(Goal of the exercise):
Filter the records down to the lines that hold the word "source", and copy each of those lines.

(Information):
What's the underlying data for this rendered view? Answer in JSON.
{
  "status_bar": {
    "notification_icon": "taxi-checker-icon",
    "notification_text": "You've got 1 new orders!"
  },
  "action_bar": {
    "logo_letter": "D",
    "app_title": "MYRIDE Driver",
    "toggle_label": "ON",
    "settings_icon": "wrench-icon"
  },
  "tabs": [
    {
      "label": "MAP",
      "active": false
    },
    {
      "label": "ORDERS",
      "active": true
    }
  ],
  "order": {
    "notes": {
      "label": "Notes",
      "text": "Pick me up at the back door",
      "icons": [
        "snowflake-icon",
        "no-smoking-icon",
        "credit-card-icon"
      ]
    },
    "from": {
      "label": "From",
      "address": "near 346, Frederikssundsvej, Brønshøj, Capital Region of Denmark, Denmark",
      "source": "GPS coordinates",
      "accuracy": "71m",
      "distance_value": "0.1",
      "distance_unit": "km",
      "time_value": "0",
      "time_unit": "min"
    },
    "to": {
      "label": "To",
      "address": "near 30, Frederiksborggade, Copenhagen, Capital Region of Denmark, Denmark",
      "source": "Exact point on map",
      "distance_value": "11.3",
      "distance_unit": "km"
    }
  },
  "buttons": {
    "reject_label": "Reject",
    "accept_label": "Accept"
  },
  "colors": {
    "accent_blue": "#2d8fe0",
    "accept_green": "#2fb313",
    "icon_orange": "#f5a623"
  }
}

(Result):
      "source": "GPS coordinates",
      "source": "Exact point on map",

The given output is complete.